My family has some funny moments, but I don’t know if it is enough to entertain others. Some people don’t get our humor. I don’t know if I could “inform” people about anything.
As we prepare to wrap up our oldest son’s junior year in high school and enter his senior year, we are full steam ahead to transition him to adulthood. Aren’t all parents doing this at this phase of their children’s lives? Our son brings us a little extra challenge(s) given his special needs: Cerebral Palsy, ADD, and some vision issues to name a few. Again, we aren’t the only parents who have had to transition a child with special needs to adulthood. What I have found in my search on the internet is that I can’t find a lot of personal experiences. There are a plethora of resources out there, but you can get lost surfing the internet (just trying navigating your way through SAT’s website looking for testing accommodation information). It is difficult to figure out which ones are needed for my child or which ones he is eligible to receive.
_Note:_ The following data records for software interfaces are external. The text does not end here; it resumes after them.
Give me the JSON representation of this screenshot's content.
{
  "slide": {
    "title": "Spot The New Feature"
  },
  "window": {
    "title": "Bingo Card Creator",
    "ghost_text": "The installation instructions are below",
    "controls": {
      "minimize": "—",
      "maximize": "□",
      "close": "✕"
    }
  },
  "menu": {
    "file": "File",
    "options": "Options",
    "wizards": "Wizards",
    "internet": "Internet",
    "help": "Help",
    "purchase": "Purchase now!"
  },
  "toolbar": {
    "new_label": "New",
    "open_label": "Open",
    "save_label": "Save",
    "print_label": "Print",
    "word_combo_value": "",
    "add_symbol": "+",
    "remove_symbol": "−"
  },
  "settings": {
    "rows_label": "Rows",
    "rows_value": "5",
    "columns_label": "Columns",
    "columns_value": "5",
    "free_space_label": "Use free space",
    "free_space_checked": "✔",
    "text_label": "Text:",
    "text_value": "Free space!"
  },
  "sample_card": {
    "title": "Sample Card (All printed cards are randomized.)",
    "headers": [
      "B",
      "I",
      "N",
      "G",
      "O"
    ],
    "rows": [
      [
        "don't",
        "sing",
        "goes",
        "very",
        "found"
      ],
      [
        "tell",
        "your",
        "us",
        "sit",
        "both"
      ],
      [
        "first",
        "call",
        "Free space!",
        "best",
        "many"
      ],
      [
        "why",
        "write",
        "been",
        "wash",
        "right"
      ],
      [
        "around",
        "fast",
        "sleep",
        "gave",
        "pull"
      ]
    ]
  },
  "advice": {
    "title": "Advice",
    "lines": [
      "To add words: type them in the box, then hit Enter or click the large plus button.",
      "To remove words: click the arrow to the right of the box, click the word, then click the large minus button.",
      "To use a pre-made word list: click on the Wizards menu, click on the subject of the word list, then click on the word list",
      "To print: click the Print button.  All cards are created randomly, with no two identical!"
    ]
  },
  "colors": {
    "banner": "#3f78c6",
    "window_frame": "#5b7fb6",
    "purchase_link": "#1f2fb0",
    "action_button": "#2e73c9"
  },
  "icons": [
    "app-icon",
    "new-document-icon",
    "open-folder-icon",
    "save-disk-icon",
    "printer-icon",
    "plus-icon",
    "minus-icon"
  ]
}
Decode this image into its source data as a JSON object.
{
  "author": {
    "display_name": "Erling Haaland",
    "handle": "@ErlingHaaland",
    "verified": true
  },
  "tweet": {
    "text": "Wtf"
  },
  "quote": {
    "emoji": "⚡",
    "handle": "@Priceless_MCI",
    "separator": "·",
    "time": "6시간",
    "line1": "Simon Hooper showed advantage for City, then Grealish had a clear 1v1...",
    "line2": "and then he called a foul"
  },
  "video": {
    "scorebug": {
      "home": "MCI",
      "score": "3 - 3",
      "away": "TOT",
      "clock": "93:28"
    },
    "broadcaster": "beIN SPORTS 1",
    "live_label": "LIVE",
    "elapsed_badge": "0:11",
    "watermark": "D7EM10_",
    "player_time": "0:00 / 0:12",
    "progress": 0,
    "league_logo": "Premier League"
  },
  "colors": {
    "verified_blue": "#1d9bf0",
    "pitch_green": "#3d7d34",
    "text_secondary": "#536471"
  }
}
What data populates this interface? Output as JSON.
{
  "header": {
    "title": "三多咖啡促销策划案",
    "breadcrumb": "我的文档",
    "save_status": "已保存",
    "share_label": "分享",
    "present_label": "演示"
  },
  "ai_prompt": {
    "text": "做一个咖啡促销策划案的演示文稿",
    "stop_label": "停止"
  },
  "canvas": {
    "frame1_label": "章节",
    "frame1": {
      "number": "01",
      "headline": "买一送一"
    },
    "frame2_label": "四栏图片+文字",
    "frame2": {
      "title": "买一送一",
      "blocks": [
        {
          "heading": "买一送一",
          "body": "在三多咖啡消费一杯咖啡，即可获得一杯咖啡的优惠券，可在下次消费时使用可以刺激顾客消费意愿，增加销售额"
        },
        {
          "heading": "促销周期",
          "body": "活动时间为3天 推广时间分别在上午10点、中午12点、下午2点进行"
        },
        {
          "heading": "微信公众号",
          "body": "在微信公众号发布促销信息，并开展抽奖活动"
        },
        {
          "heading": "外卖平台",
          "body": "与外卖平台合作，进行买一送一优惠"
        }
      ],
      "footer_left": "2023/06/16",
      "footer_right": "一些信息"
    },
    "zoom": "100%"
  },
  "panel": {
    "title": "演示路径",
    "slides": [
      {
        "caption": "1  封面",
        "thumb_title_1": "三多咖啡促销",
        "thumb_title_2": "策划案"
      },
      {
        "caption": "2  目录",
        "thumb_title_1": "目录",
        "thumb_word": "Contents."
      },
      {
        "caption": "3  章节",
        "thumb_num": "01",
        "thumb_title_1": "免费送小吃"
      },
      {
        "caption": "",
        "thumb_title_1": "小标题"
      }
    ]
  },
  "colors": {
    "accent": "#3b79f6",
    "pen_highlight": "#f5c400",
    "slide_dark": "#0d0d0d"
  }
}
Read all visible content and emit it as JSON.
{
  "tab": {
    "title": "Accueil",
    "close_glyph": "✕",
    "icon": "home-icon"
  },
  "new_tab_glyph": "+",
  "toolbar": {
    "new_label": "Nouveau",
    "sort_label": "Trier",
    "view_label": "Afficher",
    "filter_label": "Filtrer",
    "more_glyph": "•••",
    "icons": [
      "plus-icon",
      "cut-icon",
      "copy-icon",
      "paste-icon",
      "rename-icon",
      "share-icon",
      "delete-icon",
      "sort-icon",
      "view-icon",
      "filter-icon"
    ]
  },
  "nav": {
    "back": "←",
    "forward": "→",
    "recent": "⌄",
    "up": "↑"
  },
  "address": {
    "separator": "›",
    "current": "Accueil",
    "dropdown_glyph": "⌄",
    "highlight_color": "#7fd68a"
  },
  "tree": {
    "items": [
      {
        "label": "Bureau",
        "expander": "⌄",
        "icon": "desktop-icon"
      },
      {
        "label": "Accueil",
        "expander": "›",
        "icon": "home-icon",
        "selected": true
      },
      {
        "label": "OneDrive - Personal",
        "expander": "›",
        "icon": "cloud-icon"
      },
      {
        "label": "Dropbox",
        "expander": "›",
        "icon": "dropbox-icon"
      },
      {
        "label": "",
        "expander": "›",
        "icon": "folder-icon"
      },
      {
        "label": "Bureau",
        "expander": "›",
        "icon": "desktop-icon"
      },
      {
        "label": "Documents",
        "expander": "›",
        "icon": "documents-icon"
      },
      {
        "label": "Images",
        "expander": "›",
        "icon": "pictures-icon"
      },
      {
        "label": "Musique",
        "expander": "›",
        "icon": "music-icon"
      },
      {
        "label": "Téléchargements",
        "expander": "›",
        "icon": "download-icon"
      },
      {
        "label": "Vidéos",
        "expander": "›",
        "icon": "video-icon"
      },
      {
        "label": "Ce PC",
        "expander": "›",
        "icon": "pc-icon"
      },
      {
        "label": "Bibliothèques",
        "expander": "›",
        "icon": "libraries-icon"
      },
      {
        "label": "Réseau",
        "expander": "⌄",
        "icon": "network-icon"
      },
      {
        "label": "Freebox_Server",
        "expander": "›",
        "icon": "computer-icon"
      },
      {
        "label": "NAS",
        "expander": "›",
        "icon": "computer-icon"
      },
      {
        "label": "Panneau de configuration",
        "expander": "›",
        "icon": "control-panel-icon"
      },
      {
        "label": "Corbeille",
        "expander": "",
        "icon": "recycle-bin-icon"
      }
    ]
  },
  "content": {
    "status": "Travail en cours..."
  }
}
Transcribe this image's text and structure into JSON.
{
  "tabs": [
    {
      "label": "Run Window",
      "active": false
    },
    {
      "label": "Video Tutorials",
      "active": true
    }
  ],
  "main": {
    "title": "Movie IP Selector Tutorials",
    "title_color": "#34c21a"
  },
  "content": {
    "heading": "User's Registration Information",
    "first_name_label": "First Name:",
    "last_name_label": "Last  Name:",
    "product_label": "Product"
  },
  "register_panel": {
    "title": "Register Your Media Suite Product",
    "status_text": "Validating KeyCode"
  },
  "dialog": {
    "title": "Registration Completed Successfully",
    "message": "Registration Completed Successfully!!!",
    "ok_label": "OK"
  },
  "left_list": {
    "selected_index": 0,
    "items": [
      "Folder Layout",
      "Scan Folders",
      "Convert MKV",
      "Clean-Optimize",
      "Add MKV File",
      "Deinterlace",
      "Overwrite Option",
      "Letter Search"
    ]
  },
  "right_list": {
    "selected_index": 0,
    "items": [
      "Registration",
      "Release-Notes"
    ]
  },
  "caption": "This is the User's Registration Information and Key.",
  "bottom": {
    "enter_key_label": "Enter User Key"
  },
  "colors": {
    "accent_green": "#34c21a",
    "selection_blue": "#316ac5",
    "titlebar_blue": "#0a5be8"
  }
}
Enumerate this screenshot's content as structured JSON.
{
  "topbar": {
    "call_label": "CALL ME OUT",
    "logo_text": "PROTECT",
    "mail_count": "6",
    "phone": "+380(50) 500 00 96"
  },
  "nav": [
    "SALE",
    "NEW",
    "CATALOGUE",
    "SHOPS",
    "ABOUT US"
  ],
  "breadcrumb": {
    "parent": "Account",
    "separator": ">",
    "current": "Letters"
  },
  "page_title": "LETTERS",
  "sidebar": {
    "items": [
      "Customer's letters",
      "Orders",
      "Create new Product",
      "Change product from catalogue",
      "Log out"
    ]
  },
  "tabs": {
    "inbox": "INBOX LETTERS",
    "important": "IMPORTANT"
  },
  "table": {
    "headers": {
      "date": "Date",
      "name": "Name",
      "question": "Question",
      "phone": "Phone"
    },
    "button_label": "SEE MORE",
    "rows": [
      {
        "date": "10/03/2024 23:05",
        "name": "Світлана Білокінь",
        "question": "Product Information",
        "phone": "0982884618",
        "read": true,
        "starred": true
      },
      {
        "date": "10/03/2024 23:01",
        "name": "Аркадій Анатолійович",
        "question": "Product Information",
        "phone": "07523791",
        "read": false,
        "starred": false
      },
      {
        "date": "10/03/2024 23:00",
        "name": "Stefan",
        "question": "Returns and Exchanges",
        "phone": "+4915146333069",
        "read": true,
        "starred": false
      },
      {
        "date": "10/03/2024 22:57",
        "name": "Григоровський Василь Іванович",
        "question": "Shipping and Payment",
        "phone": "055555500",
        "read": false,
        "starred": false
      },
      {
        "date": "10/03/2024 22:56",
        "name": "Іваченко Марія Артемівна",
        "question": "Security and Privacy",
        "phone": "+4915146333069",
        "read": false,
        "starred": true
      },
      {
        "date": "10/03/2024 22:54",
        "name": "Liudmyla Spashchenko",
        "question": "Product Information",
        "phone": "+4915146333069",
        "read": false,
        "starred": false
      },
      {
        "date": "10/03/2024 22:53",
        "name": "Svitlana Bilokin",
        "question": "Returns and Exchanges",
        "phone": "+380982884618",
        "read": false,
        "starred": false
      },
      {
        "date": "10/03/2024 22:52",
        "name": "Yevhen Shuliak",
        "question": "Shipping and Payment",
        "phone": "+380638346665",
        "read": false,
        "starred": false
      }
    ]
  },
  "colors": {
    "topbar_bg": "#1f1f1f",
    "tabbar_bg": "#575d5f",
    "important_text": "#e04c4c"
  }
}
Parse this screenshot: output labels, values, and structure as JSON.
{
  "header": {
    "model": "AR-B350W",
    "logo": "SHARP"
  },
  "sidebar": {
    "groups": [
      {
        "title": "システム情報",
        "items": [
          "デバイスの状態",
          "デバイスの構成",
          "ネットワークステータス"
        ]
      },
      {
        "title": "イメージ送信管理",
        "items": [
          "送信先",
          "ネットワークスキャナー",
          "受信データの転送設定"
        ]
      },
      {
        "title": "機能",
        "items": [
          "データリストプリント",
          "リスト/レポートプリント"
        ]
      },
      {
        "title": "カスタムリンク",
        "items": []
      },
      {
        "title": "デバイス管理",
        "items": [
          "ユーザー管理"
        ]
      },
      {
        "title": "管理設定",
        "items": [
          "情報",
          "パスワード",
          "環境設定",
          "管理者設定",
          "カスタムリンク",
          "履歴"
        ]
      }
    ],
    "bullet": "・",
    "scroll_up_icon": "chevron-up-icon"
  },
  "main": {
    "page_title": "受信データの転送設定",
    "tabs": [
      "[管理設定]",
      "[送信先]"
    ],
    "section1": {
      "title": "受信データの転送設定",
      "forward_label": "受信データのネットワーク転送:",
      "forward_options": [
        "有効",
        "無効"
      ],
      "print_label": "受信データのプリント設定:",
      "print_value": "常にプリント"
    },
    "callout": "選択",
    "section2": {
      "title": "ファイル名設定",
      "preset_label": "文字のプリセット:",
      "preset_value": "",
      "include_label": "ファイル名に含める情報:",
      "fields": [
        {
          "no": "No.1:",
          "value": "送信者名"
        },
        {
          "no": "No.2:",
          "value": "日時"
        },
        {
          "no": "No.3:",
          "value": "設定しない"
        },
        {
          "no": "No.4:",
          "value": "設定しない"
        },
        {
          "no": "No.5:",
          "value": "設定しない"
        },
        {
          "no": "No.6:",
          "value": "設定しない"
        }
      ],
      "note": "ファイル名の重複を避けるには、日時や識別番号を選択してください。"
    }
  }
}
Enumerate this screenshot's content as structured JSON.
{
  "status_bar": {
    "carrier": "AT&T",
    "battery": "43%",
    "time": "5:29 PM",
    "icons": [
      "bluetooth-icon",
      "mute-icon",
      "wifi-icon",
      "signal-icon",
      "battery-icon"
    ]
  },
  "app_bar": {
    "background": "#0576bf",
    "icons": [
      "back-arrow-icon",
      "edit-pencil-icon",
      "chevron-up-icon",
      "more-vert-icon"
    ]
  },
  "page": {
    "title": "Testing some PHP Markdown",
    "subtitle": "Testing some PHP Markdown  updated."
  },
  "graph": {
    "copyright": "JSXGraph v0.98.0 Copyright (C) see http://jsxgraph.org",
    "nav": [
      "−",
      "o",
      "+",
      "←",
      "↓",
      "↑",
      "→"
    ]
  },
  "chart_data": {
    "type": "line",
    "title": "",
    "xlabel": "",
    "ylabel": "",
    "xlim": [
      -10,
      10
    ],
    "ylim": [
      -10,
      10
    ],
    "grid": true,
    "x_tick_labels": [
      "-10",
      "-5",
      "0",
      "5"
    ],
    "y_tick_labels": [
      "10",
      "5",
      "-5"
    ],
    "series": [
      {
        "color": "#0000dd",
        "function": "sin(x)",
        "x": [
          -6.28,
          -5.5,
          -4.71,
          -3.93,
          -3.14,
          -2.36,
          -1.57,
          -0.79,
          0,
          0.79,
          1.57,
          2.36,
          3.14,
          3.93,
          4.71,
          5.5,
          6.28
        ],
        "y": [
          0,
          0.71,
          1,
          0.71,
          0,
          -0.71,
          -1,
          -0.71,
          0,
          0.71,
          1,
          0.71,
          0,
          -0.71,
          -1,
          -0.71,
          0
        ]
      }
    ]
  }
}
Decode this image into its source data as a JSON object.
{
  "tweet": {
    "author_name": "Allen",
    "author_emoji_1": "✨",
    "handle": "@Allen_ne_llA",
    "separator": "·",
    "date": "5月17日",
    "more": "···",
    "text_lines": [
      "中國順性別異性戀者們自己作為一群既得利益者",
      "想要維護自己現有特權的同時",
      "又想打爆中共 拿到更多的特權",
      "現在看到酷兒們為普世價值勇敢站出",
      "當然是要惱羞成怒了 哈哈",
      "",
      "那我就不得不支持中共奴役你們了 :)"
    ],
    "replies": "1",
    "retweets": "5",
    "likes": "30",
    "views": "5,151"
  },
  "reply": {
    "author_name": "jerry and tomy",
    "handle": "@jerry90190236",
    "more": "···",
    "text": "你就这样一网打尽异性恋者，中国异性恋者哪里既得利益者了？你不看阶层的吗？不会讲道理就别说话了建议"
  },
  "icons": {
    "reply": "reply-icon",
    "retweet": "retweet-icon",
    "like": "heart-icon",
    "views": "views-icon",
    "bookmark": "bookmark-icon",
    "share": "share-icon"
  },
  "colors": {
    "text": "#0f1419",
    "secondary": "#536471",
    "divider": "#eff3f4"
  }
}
Each child is a unique case. That much I do know. Our son is unique. He always has been, and he always will be. We’ve never been able to tell people about our son. If we start to describe him, he ends up sounding like his needs are much worse than his functional ability. We just tell people, “There are no words. You just have to meet him.”
As my husband and I have made phone calls, surfed the internet, attended workshops, talked to doctors, specialists, etc., we thought maybe we could help inform people or at least let them know they aren’t alone on this journey. Maybe I do have something to blog about.
I will think about it while I sit on the couch with chocolate….